§ Exercise objective:
Copy the data as given. No line may be skipped.

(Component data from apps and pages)
· · ·

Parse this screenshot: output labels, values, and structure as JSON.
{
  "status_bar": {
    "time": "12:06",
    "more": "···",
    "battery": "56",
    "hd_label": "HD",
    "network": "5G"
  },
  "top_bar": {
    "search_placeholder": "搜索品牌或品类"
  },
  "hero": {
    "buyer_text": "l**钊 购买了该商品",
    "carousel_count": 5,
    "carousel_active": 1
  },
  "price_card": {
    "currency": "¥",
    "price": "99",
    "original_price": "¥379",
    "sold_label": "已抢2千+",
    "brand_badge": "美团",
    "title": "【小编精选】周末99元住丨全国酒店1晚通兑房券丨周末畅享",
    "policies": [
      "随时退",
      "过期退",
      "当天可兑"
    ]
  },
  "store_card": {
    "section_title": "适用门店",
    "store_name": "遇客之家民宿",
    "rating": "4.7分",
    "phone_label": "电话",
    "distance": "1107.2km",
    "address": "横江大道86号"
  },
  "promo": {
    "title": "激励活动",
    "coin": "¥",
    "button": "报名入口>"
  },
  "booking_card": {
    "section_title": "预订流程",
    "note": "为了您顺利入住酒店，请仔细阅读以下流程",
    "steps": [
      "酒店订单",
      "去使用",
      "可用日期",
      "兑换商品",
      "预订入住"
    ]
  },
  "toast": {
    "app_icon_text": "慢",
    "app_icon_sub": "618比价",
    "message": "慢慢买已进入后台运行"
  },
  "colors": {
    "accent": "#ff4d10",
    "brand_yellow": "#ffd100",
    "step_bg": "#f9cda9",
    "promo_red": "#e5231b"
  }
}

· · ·

§ Result below:
Parse this screenshot: output labels, values, and structure as JSON.
{
  "status_bar": {
    "time": "12:06",
    "more": "···",
    "battery": "56",
    "hd_label": "HD",
    "network": "5G"
  },
  "top_bar": {
    "search_placeholder": "搜索品牌或品类"
  },
  "hero": {
    "buyer_text": "l**钊 购买了该商品",
    "carousel_count": 5,
    "carousel_active": 1
  },
  "price_card": {
    "currency": "¥",
    "price": "99",
    "original_price": "¥379",
    "sold_label": "已抢2千+",
    "brand_badge": "美团",
    "title": "【小编精选】周末99元住丨全国酒店1晚通兑房券丨周末畅享",
    "policies": [
      "随时退",
      "过期退",
      "当天可兑"
    ]
  },
  "store_card": {
    "section_title": "适用门店",
    "store_name": "遇客之家民宿",
    "rating": "4.7分",
    "phone_label": "电话",
    "distance": "1107.2km",
    "address": "横江大道86号"
  },
  "promo": {
    "title": "激励活动",
    "coin": "¥",
    "button": "报名入口>"
  },
  "booking_card": {
    "section_title": "预订流程",
    "note": "为了您顺利入住酒店，请仔细阅读以下流程",
    "steps": [
      "酒店订单",
      "去使用",
      "可用日期",
      "兑换商品",
      "预订入住"
    ]
  },
  "toast": {
    "app_icon_text": "慢",
    "app_icon_sub": "618比价",
    "message": "慢慢买已进入后台运行"
  },
  "colors": {
    "accent": "#ff4d10",
    "brand_yellow": "#ffd100",
    "step_bg": "#f9cda9",
    "promo_red": "#e5231b"
  }
}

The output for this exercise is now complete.